## [Exercise objective]
For the records that follow, work out how many lines include "site" and give only that count.

## [Provided entries]

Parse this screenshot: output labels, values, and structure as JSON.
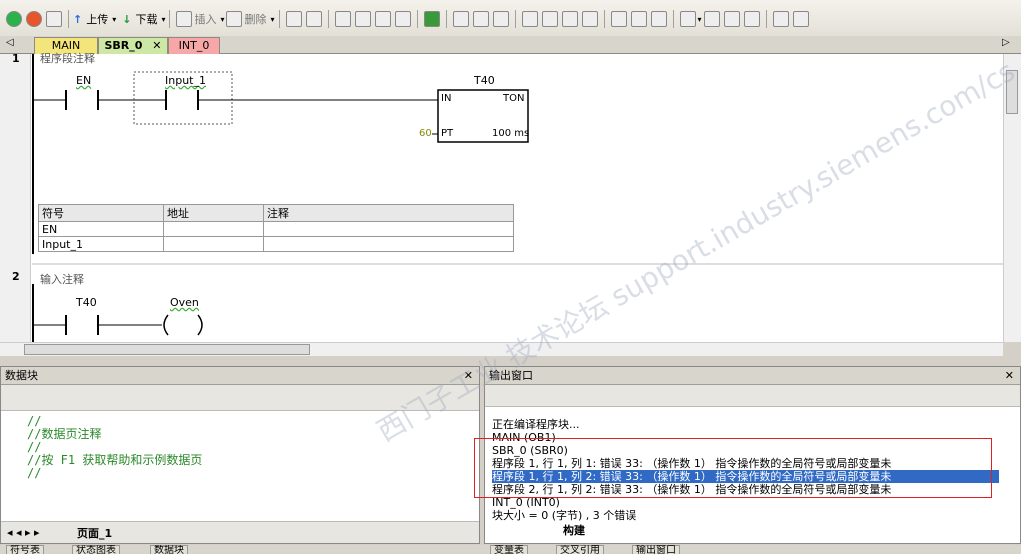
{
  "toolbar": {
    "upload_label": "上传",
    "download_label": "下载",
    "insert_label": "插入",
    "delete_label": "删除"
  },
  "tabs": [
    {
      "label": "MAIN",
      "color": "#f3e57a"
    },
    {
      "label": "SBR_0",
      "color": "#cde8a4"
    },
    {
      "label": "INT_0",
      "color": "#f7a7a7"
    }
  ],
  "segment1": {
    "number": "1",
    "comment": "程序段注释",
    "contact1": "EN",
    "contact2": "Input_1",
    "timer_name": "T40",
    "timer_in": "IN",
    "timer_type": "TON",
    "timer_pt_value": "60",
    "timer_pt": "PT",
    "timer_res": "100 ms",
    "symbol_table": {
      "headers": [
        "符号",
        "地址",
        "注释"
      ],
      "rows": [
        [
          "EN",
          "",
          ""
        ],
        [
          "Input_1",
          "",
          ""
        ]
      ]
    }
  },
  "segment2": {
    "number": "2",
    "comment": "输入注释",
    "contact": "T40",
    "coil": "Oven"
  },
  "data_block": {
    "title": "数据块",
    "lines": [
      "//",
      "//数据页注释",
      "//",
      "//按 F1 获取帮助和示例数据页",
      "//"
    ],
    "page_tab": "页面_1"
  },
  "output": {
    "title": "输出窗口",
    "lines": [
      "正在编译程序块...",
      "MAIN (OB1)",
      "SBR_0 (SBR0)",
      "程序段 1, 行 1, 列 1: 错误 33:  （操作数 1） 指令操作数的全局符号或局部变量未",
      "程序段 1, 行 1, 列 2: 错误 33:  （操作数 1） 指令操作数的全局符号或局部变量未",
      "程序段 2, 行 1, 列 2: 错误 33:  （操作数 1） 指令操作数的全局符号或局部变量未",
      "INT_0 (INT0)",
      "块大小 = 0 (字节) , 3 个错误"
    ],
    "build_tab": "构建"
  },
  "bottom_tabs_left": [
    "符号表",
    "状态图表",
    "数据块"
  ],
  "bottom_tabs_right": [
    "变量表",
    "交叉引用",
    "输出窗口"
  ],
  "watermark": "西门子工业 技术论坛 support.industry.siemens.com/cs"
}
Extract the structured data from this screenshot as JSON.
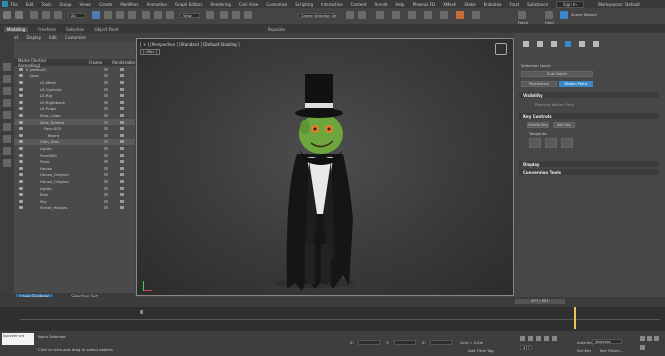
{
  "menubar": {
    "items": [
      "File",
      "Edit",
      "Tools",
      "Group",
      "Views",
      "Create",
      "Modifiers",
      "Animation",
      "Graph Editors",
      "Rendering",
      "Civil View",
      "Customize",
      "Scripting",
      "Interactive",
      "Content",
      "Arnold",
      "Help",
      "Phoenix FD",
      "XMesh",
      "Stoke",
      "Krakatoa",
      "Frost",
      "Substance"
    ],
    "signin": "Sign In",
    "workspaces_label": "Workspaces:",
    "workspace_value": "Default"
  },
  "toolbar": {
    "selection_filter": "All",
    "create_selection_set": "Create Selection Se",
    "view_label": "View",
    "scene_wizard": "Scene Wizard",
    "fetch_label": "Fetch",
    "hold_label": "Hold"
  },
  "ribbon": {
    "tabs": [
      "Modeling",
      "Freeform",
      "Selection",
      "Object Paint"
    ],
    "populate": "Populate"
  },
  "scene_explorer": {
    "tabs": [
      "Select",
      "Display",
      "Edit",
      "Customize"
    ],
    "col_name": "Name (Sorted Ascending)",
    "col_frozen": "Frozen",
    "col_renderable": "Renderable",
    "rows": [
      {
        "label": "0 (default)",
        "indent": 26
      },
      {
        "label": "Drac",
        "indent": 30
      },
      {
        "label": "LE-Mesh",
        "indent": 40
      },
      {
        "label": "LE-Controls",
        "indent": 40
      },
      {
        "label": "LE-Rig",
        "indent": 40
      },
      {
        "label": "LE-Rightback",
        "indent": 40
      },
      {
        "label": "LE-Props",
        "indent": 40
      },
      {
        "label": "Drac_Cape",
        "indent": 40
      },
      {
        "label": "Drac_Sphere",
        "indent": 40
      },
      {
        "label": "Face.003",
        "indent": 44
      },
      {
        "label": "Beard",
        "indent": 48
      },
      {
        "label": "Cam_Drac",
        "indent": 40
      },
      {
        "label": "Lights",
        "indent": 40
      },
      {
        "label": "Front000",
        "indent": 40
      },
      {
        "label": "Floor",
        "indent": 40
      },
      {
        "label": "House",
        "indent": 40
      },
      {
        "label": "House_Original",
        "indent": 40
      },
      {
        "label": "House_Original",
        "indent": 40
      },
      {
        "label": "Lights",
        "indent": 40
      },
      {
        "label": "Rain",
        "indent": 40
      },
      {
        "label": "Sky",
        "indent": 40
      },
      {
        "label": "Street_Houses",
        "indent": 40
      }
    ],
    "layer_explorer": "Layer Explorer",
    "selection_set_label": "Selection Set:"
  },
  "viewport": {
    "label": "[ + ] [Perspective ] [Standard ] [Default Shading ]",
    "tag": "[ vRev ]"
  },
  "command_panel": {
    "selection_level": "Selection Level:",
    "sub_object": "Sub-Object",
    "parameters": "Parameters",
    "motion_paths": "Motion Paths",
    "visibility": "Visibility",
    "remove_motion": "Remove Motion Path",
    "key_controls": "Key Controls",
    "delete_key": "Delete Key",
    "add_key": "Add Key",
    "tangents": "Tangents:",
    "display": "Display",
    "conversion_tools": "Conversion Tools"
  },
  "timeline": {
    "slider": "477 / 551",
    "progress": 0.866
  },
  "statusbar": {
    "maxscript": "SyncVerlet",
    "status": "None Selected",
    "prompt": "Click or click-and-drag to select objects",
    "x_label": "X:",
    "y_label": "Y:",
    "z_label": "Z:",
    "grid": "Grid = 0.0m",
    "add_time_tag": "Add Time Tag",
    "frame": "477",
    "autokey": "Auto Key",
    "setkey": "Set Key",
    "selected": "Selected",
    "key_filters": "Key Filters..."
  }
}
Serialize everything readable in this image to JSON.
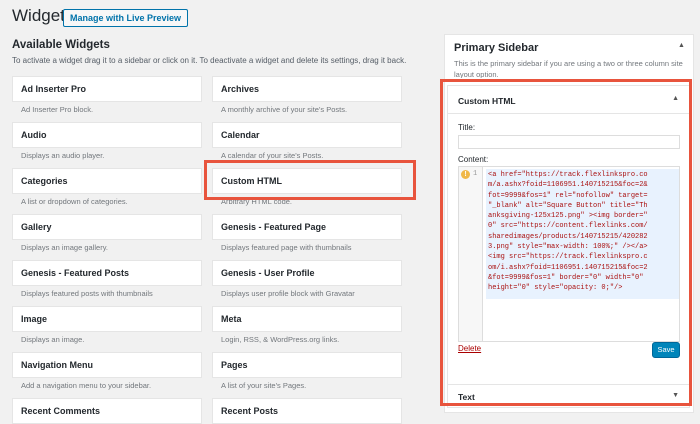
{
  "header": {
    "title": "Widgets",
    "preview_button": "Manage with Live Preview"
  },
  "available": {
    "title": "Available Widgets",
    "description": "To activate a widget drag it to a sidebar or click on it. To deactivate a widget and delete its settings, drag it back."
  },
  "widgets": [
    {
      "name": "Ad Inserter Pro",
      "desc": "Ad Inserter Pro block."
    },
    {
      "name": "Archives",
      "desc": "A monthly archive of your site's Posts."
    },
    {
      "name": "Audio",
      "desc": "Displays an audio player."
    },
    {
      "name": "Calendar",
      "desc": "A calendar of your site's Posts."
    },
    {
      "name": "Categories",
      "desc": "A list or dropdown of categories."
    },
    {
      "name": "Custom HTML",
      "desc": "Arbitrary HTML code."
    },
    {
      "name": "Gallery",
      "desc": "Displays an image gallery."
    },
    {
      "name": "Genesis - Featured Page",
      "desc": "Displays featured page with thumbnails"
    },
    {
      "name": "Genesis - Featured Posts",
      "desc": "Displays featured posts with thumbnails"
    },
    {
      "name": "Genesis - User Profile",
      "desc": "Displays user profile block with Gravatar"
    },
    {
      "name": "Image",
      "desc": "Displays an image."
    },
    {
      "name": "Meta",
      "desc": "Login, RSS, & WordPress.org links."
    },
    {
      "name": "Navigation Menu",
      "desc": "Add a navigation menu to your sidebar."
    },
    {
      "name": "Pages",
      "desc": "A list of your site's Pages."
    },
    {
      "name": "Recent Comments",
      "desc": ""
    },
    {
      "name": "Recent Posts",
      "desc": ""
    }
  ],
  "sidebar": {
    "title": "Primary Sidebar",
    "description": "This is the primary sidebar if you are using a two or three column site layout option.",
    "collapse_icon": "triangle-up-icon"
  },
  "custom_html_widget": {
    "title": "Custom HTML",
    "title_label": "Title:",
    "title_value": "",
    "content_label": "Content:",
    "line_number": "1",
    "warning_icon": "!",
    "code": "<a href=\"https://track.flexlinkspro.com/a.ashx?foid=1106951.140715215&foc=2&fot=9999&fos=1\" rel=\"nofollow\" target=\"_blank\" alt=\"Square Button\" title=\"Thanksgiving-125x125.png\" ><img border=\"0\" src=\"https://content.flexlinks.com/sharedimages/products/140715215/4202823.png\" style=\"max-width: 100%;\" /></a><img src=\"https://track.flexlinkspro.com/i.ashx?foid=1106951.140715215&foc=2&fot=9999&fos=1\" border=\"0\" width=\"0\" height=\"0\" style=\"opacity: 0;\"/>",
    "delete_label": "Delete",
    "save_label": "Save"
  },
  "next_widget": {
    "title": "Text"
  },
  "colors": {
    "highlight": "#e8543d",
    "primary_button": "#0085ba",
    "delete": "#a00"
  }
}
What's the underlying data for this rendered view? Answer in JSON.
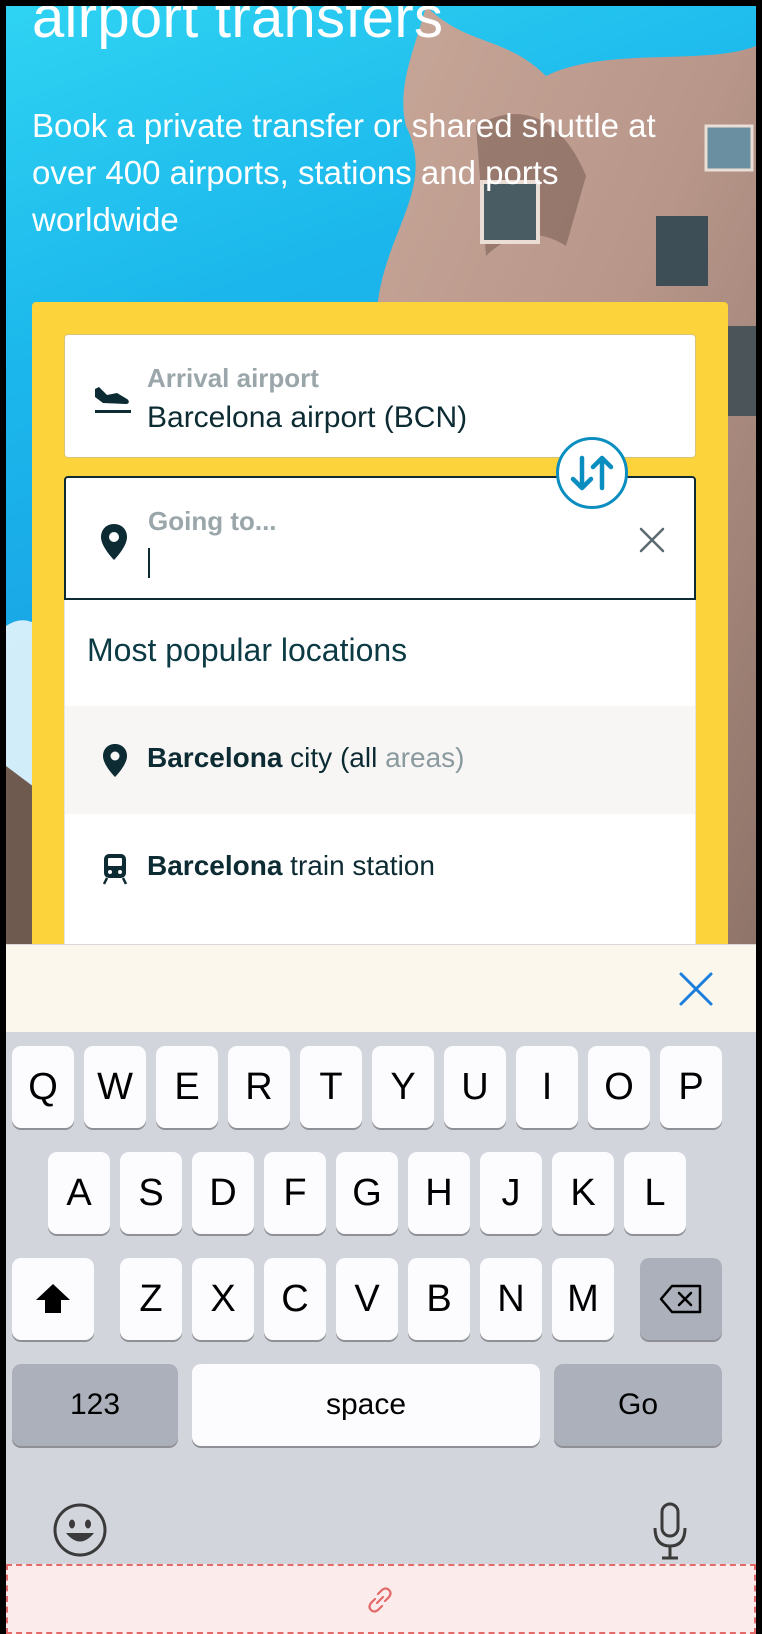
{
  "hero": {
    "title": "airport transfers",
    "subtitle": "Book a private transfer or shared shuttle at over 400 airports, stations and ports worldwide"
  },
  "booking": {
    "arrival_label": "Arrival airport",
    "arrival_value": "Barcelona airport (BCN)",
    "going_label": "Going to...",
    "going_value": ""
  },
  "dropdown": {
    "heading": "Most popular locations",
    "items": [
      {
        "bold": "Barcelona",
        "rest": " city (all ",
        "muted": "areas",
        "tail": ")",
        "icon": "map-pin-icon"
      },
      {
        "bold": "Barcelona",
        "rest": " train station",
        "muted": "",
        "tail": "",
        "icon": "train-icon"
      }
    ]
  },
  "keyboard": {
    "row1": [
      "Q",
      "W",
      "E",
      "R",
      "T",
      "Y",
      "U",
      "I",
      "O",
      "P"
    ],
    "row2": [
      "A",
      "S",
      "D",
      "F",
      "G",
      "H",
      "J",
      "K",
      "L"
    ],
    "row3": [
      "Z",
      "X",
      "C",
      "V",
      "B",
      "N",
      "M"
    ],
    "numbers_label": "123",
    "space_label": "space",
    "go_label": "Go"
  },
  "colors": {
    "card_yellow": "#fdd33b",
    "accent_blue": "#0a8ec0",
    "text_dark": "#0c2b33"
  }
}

## [Task output]
4